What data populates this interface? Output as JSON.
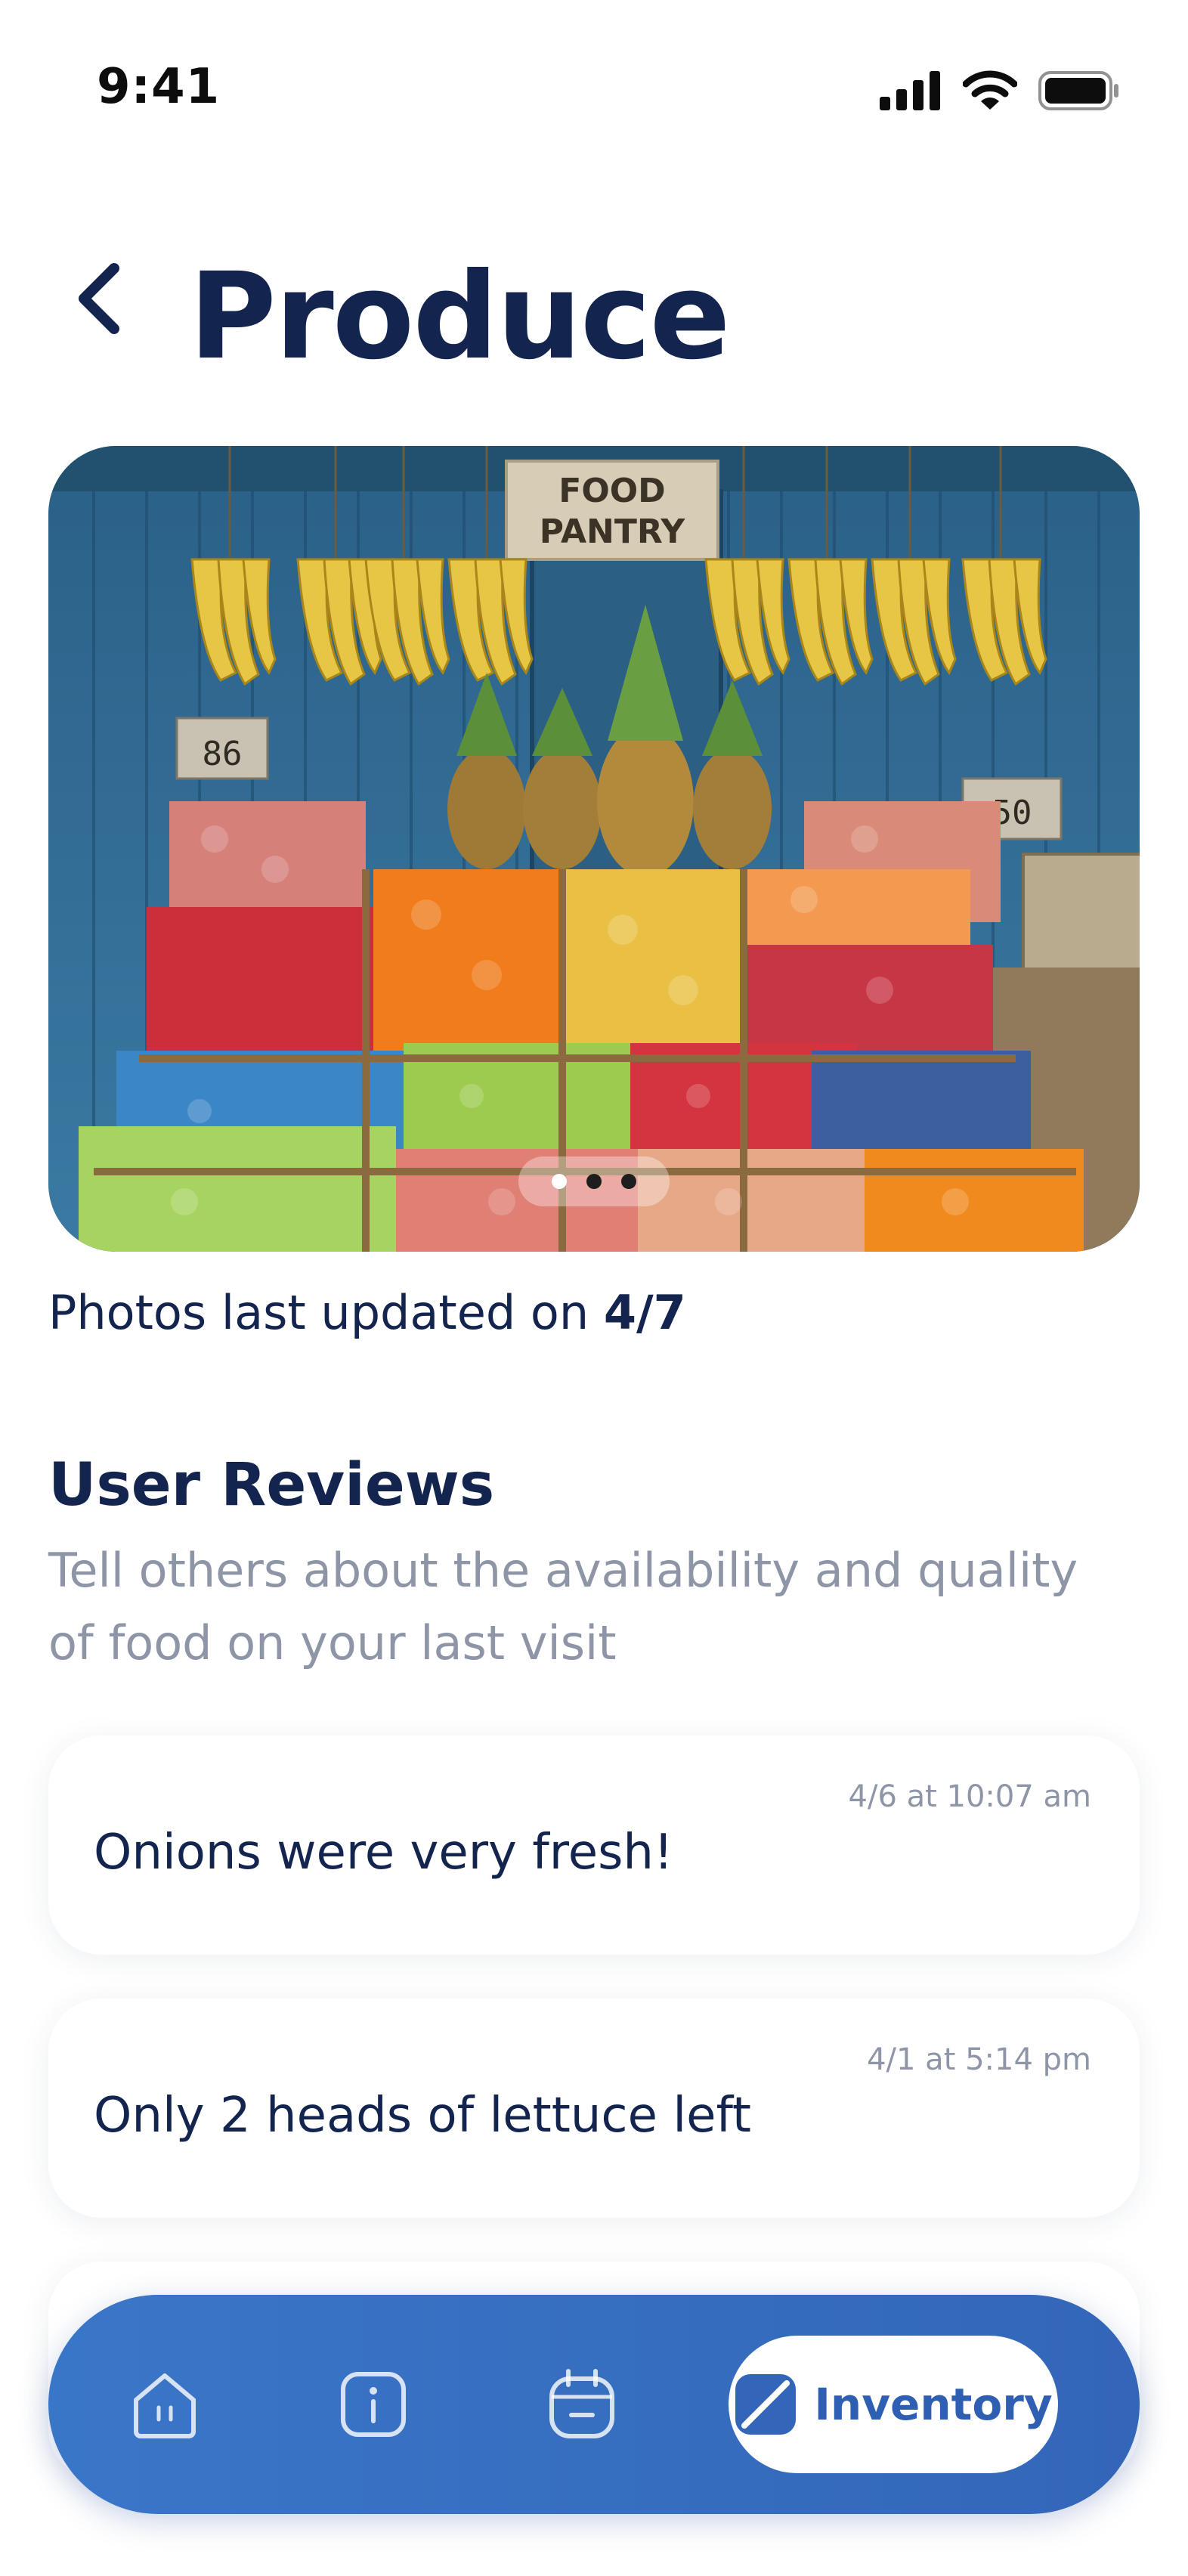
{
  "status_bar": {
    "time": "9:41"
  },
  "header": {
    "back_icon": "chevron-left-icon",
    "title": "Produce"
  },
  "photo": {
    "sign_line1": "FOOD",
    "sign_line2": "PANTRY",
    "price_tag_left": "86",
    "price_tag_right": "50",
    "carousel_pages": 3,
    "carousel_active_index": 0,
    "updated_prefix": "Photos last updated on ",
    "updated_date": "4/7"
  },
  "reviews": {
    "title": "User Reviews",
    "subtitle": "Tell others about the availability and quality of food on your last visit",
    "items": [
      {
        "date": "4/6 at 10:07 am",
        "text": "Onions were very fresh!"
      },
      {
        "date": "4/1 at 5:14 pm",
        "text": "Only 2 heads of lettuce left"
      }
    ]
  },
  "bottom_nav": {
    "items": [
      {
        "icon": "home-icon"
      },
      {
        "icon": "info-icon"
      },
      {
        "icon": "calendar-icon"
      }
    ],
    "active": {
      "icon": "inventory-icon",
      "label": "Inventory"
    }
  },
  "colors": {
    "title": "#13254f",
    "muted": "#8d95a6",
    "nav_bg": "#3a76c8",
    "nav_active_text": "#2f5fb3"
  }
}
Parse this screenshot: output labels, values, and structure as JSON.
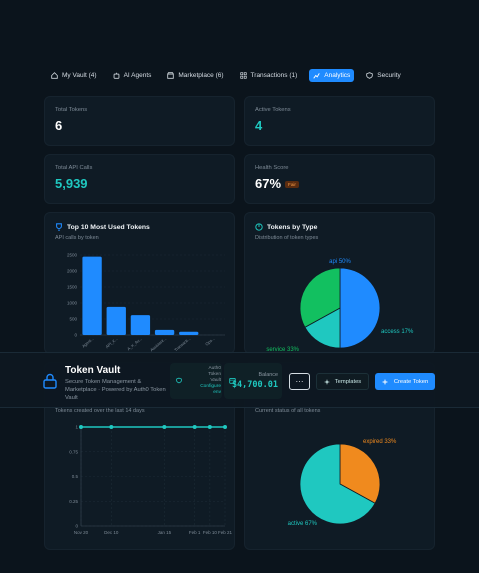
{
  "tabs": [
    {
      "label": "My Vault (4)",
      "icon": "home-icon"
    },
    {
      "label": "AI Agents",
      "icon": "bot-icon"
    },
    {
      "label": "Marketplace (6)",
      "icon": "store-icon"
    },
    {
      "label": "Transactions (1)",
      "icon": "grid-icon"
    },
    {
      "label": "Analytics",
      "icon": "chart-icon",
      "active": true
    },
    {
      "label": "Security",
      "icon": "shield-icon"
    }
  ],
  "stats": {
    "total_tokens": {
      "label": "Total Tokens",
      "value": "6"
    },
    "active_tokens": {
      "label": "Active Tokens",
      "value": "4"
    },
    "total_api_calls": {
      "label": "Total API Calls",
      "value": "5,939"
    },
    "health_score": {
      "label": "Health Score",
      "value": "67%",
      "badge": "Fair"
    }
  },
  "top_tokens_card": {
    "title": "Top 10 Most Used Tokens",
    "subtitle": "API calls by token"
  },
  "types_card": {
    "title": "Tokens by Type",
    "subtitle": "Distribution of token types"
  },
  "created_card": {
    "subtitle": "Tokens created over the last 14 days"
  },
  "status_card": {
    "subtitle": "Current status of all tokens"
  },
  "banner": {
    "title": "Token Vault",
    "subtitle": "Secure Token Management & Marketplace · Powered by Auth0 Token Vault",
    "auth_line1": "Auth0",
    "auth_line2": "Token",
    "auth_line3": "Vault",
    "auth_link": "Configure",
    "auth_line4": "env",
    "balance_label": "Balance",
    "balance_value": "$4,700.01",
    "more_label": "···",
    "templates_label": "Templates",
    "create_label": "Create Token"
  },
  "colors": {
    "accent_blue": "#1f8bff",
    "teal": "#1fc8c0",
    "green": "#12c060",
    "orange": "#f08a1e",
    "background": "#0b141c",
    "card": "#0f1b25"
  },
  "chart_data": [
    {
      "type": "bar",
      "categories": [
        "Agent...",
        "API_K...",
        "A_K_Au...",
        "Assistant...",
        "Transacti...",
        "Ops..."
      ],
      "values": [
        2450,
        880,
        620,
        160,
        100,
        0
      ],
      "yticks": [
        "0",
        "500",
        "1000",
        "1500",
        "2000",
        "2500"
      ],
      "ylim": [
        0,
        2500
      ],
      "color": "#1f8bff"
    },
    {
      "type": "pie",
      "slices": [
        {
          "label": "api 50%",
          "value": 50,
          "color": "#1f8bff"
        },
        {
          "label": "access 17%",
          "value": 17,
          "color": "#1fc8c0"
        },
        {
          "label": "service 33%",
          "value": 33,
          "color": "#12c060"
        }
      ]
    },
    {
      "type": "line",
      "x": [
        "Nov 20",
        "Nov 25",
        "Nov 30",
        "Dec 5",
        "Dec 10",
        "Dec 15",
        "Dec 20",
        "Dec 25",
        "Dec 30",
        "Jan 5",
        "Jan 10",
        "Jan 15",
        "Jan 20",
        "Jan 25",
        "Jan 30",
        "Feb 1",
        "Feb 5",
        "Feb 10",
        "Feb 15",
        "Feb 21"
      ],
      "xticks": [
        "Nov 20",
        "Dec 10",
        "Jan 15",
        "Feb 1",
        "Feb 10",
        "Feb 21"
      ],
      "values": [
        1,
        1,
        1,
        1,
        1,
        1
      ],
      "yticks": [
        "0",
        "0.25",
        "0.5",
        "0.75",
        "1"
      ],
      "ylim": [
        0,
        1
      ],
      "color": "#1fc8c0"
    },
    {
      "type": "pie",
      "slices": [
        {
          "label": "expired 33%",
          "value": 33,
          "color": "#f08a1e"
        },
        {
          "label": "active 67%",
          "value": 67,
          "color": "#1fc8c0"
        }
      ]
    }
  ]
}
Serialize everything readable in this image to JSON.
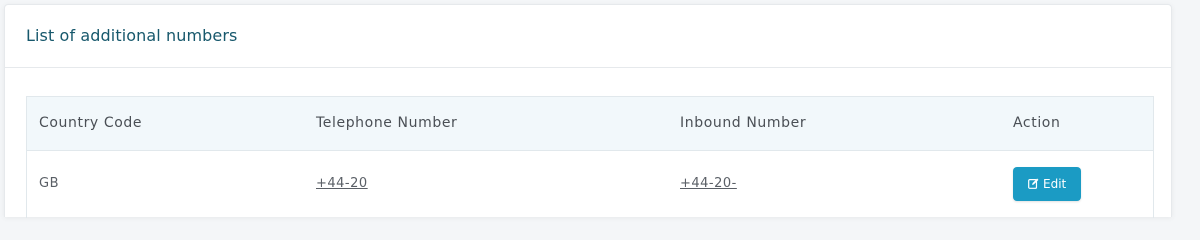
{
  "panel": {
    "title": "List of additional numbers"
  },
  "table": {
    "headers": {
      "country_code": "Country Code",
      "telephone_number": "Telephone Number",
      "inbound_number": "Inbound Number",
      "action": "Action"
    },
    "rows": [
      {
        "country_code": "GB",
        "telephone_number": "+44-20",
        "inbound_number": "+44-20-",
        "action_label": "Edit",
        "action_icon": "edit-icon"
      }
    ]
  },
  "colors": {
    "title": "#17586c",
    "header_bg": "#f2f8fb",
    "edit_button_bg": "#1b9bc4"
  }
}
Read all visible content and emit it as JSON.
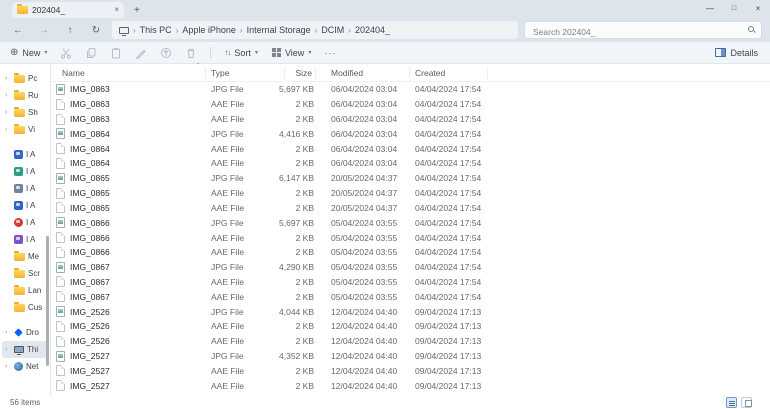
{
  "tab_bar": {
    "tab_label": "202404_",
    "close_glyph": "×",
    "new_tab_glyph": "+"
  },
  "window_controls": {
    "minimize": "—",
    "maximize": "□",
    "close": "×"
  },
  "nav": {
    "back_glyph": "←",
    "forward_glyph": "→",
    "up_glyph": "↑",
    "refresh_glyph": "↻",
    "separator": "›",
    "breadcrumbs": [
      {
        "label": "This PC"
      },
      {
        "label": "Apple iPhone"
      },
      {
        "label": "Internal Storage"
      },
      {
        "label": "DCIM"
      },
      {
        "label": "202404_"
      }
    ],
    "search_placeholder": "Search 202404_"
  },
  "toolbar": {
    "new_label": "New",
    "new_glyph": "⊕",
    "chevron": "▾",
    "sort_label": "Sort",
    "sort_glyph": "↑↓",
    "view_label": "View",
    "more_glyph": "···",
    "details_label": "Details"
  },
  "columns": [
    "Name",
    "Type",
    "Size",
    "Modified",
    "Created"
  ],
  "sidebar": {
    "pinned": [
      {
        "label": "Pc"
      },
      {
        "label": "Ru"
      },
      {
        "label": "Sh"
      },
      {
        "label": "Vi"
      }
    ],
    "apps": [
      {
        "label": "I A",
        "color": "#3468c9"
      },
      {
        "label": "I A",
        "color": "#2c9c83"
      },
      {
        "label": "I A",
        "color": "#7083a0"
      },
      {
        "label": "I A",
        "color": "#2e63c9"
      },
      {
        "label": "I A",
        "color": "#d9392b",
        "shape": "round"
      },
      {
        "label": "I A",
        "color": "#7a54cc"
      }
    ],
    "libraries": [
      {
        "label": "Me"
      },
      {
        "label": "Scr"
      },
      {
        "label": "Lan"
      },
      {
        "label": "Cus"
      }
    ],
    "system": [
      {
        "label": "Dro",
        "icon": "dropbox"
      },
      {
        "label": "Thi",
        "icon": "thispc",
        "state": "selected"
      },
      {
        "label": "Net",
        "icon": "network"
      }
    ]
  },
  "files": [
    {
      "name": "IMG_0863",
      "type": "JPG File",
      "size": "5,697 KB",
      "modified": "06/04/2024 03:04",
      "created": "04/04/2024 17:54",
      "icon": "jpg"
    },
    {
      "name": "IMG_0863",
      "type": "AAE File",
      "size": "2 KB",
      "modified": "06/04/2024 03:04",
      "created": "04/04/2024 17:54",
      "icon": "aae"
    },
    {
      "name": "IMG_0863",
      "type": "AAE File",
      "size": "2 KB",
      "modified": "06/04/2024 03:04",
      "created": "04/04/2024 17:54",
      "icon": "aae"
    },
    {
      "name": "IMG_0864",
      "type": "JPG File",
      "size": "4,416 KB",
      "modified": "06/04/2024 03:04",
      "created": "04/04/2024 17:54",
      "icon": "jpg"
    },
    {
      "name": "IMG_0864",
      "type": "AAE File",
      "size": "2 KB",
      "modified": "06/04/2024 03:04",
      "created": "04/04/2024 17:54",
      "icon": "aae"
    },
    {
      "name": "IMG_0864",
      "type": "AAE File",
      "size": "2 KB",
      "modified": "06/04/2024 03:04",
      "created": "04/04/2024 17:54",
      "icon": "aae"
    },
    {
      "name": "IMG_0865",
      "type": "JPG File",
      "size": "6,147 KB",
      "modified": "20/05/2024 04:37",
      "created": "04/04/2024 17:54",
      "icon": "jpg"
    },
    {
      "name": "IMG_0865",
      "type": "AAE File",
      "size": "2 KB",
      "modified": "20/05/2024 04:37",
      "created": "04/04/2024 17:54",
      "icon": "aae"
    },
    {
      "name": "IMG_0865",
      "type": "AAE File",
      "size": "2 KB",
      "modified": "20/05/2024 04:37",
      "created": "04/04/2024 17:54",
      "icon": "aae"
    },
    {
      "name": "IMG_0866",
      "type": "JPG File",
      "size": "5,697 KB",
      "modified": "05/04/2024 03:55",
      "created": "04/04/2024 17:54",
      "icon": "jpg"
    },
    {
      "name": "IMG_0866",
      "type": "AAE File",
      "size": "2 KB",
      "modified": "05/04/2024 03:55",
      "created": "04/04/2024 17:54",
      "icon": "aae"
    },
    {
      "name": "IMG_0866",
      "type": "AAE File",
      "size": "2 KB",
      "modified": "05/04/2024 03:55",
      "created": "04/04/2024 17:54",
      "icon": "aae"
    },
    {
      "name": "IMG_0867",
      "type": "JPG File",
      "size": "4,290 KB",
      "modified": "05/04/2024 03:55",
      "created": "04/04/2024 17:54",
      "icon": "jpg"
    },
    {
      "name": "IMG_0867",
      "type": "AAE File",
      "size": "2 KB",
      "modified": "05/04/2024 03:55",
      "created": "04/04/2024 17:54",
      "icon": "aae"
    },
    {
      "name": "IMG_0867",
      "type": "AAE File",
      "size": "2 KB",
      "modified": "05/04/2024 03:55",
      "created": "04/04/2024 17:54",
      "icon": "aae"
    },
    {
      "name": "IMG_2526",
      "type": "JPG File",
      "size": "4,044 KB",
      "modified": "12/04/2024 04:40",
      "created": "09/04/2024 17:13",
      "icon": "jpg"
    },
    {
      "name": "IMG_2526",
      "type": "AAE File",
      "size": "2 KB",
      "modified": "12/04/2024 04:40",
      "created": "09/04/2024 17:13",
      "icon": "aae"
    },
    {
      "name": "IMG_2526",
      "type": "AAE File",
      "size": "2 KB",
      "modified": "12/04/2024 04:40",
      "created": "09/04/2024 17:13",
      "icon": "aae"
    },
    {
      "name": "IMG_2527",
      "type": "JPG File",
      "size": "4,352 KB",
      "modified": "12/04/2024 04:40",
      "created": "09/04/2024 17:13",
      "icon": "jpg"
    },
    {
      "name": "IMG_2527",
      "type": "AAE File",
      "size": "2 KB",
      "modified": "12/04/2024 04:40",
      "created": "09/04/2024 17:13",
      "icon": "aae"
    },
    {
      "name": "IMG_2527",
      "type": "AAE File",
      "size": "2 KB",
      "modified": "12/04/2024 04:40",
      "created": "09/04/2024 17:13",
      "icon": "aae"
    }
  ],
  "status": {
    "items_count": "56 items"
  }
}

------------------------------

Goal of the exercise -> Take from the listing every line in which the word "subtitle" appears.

Written answer ->
    "subtitle": "Tell others about the availability and quality of food on your last visit",
    "subtitle": "API calls by token"
    "subtitle": "Distribution of token types"
    "subtitle": "Tokens created over the last 14 days"
    "subtitle": "Current status of all tokens"
    "subtitle": "Secure Token Management & Marketplace · Powered by Auth0 Token Vault",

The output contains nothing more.